Task requirements: Tally the lines of the entries in which the string "Сергей" occurs, and say only how many.

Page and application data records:

--- START ---

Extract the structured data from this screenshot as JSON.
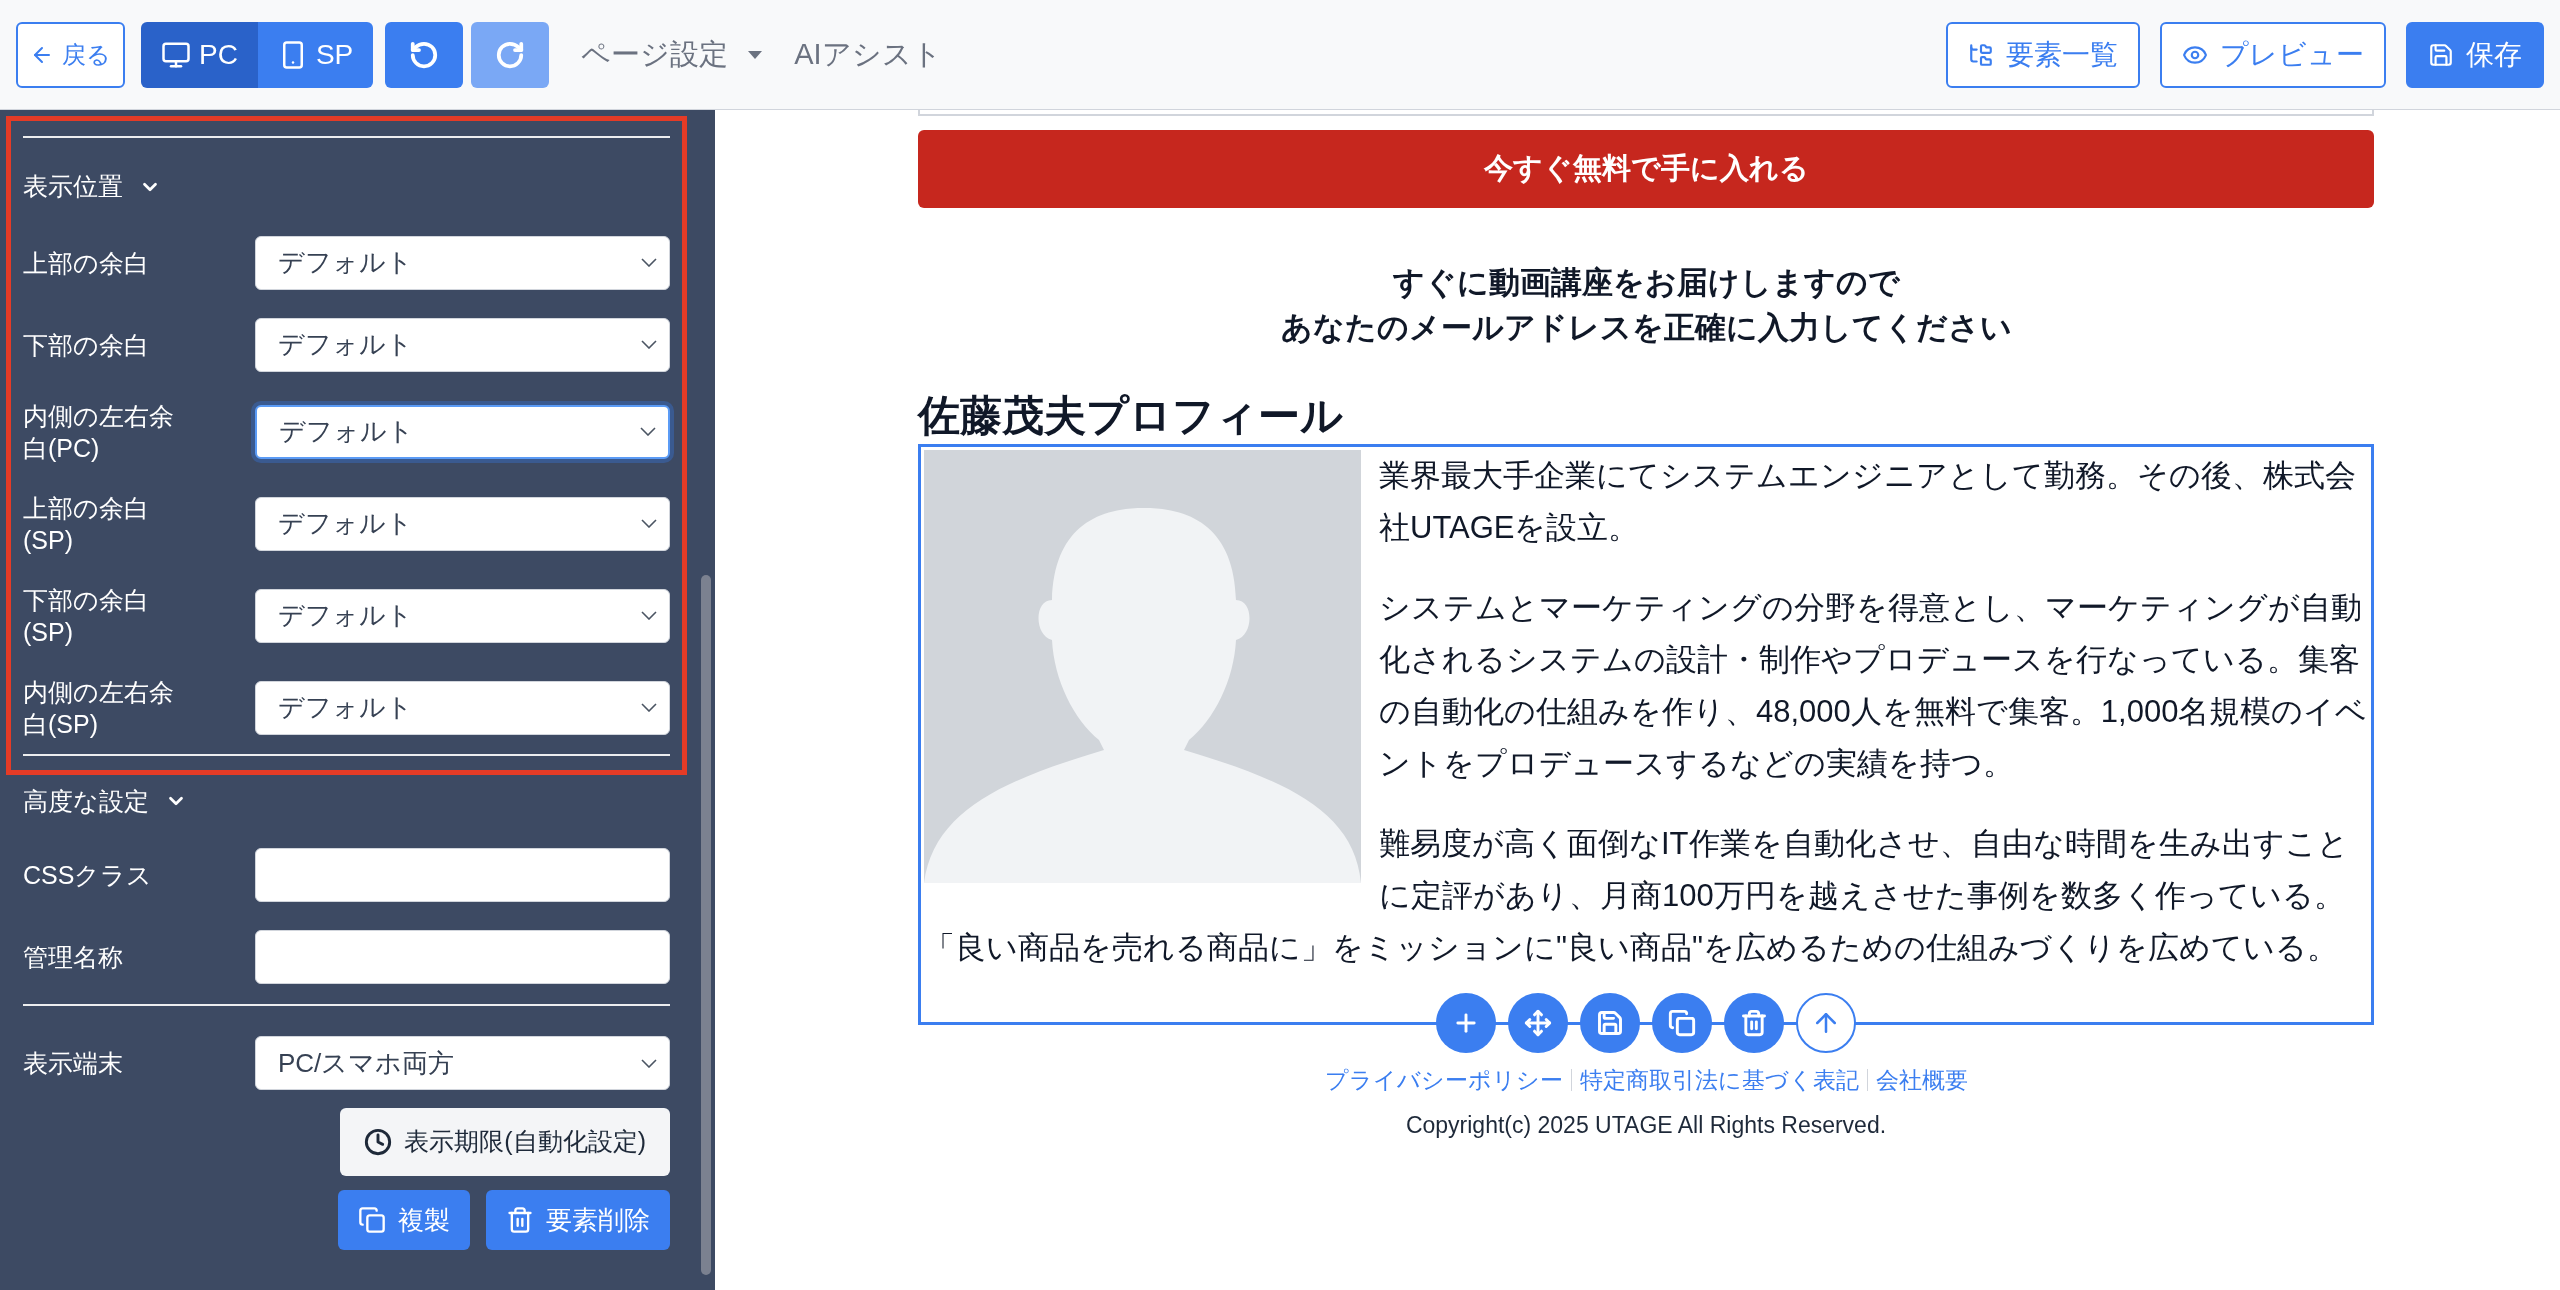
{
  "toolbar": {
    "back": "戻る",
    "devices": [
      {
        "label": "PC",
        "kind": "desktop",
        "selected": true
      },
      {
        "label": "SP",
        "kind": "phone",
        "selected": false
      }
    ],
    "undo": {
      "disabled": false
    },
    "redo": {
      "disabled": true
    },
    "menus": [
      {
        "label": "ページ設定",
        "dropdown": true
      },
      {
        "label": "AIアシスト",
        "dropdown": false
      }
    ],
    "actions": [
      {
        "label": "要素一覧",
        "kind": "tree",
        "primary": false
      },
      {
        "label": "プレビュー",
        "kind": "eye",
        "primary": false
      },
      {
        "label": "保存",
        "kind": "save",
        "primary": true
      }
    ]
  },
  "sidebar": {
    "sections": [
      {
        "title": "表示位置",
        "expanded": true,
        "highlighted": true,
        "fields": [
          {
            "label": "上部の余白",
            "kind": "select",
            "value": "デフォルト",
            "focused": false
          },
          {
            "label": "下部の余白",
            "kind": "select",
            "value": "デフォルト",
            "focused": false
          },
          {
            "label": "内側の左右余白(PC)",
            "kind": "select",
            "value": "デフォルト",
            "focused": true
          },
          {
            "label": "上部の余白(SP)",
            "kind": "select",
            "value": "デフォルト",
            "focused": false
          },
          {
            "label": "下部の余白(SP)",
            "kind": "select",
            "value": "デフォルト",
            "focused": false
          },
          {
            "label": "内側の左右余白(SP)",
            "kind": "select",
            "value": "デフォルト",
            "focused": false
          }
        ]
      },
      {
        "title": "高度な設定",
        "expanded": true,
        "highlighted": false,
        "fields": [
          {
            "label": "CSSクラス",
            "kind": "text",
            "focused": false
          },
          {
            "label": "管理名称",
            "kind": "text",
            "focused": false
          }
        ]
      }
    ],
    "device_field": {
      "label": "表示端末",
      "value": "PC/スマホ両方"
    },
    "schedule_button": "表示期限(自動化設定)",
    "buttons": [
      {
        "label": "複製",
        "kind": "copy"
      },
      {
        "label": "要素削除",
        "kind": "trash"
      }
    ]
  },
  "page": {
    "cta_button": "今すぐ無料で手に入れる",
    "notice": [
      "すぐに動画講座をお届けしますので",
      "あなたのメールアドレスを正確に入力してください"
    ],
    "profile": {
      "title": "佐藤茂夫プロフィール",
      "selected": true,
      "paragraphs": [
        "業界最大手企業にてシステムエンジニアとして勤務。その後、株式会社UTAGEを設立。",
        "システムとマーケティングの分野を得意とし、マーケティングが自動化されるシステムの設計・制作やプロデュースを行なっている。集客の自動化の仕組みを作り、48,000人を無料で集客。1,000名規模のイベントをプロデュースするなどの実績を持つ。",
        "難易度が高く面倒なIT作業を自動化させ、自由な時間を生み出すことに定評があり、月商100万円を越えさせた事例を数多く作っている。「良い商品を売れる商品に」をミッションに\"良い商品\"を広めるための仕組みづくりを広めている。"
      ]
    },
    "footer_links": [
      "プライバシーポリシー",
      "特定商取引法に基づく表記",
      "会社概要"
    ],
    "copyright": "Copyright(c) 2025 UTAGE All Rights Reserved."
  }
}
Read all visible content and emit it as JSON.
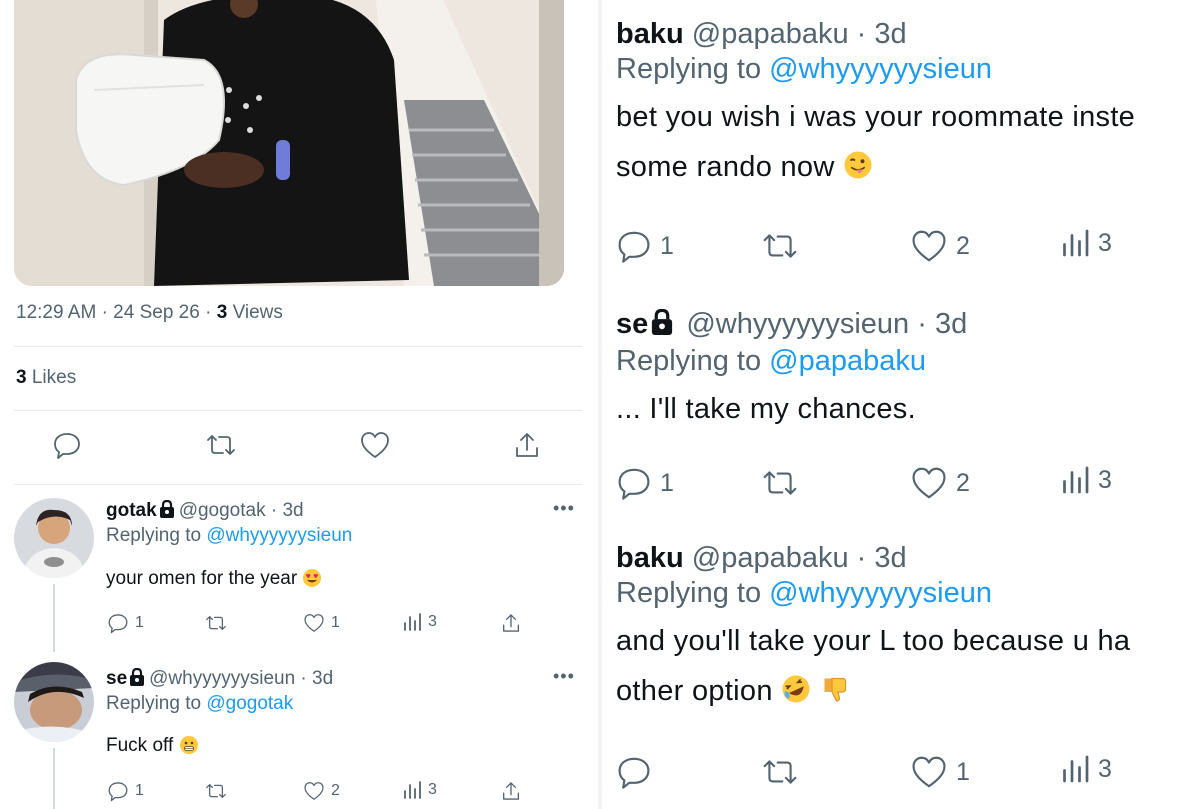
{
  "main_tweet": {
    "time": "12:29 AM",
    "date": "24 Sep 26",
    "views_count": "3",
    "views_label": "Views",
    "likes_count": "3",
    "likes_label": "Likes"
  },
  "left_replies": [
    {
      "name": "gotak",
      "handle": "@gogotak",
      "age": "3d",
      "replying_prefix": "Replying to",
      "replying_to": "@whyyyyyysieun",
      "text": "your omen for the year",
      "emoji": "heart-eyes",
      "replies": "1",
      "likes": "1",
      "views": "3",
      "more": "•••"
    },
    {
      "name": "se",
      "handle": "@whyyyyyysieun",
      "age": "3d",
      "replying_prefix": "Replying to",
      "replying_to": "@gogotak",
      "text": "Fuck off",
      "emoji": "grimace",
      "replies": "1",
      "likes": "2",
      "views": "3",
      "more": "•••"
    }
  ],
  "right_tweets": [
    {
      "name": "baku",
      "handle": "@papabaku",
      "age": "3d",
      "replying_prefix": "Replying to",
      "replying_to": "@whyyyyyysieun",
      "line1": "bet you wish i was your roommate inste",
      "line2": "some rando now",
      "emoji": "tongue-out",
      "replies": "1",
      "likes": "2",
      "views": "3"
    },
    {
      "name": "se",
      "handle": "@whyyyyyysieun",
      "age": "3d",
      "replying_prefix": "Replying to",
      "replying_to": "@papabaku",
      "line1": "... I'll take my chances.",
      "replies": "1",
      "likes": "2",
      "views": "3"
    },
    {
      "name": "baku",
      "handle": "@papabaku",
      "age": "3d",
      "replying_prefix": "Replying to",
      "replying_to": "@whyyyyyysieun",
      "line1": "and you'll take your L too because u ha",
      "line2": "other option",
      "emoji": "rolling-laughing",
      "emoji2": "thumbs-down",
      "replies": "",
      "likes": "1",
      "views": "3"
    }
  ],
  "separator": "·",
  "colors": {
    "mention": "#1d9bf0",
    "muted": "#536471",
    "text": "#0f1419"
  }
}
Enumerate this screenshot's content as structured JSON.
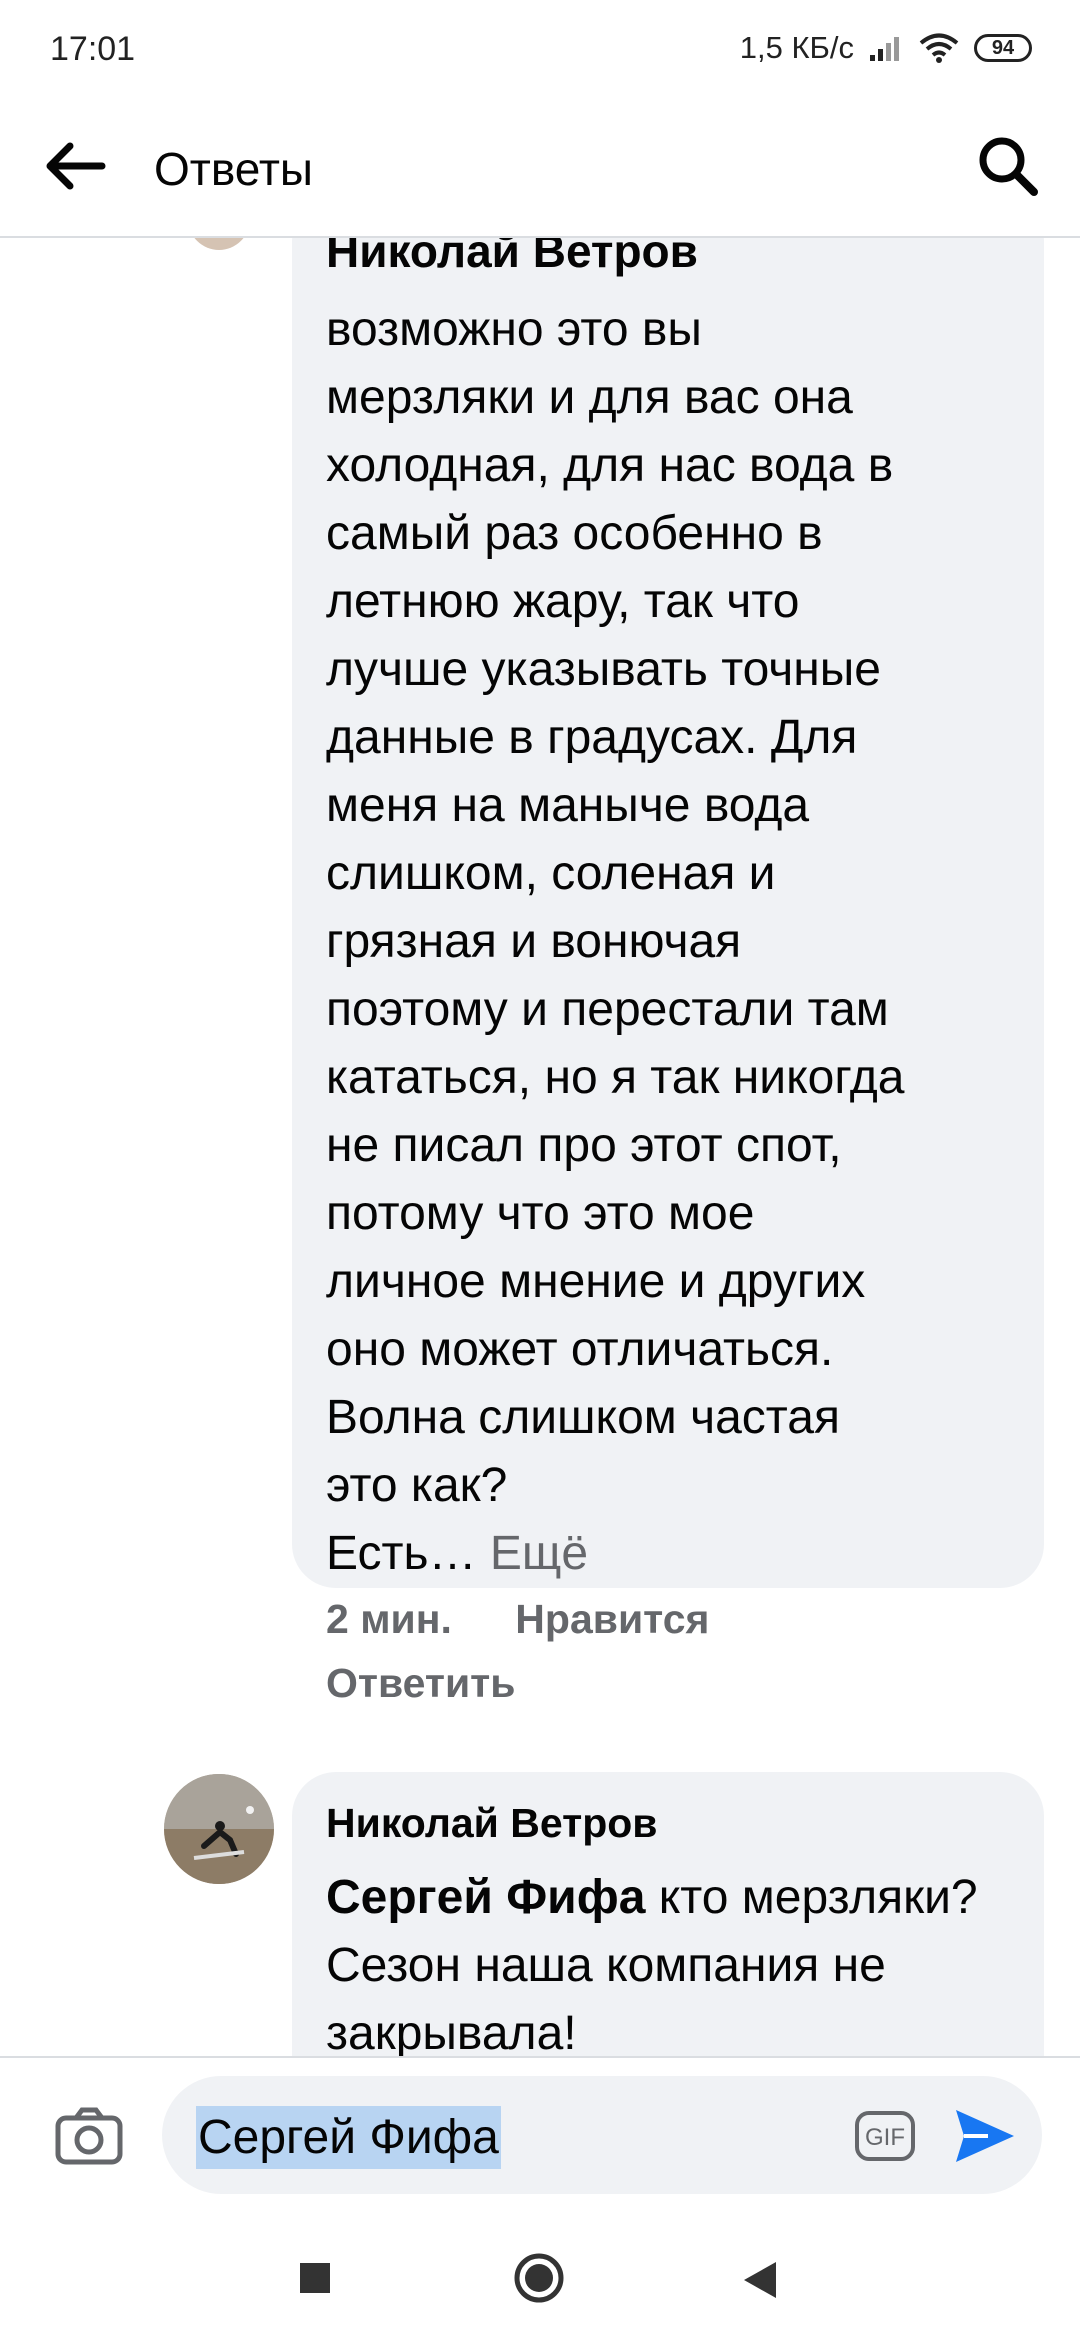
{
  "status": {
    "time": "17:01",
    "network_speed": "1,5 КБ/с",
    "battery": "94"
  },
  "header": {
    "title": "Ответы"
  },
  "comments": [
    {
      "author": "Николай Ветров",
      "text": "возможно это вы\nмерзляки и для вас она\nхолодная, для нас вода в\nсамый раз особенно в\nлетнюю жару, так что\nлучше указывать точные\nданные в градусах.  Для\nменя на маныче вода\nслишком, соленая и\nгрязная и вонючая\nпоэтому и перестали там\nкататься, но я так никогда\nне писал про этот спот,\nпотому что это мое\nличное мнение и других\nоно может отличаться.\nВолна слишком частая\nэто как?\nЕсть…",
      "more_label": "Ещё",
      "time": "2 мин.",
      "like_label": "Нравится",
      "reply_label": "Ответить"
    },
    {
      "author": "Николай Ветров",
      "mention": "Сергей Фифа",
      "text": " кто мерзляки? Сезон наша компания не закрывала!"
    }
  ],
  "composer": {
    "value": "Сергей Фифа",
    "gif_label": "GIF"
  },
  "colors": {
    "accent": "#1877f2",
    "bubble": "#f0f2f5",
    "meta": "#65676b",
    "selection": "#b8d4f2"
  }
}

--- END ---

Solved problem: 2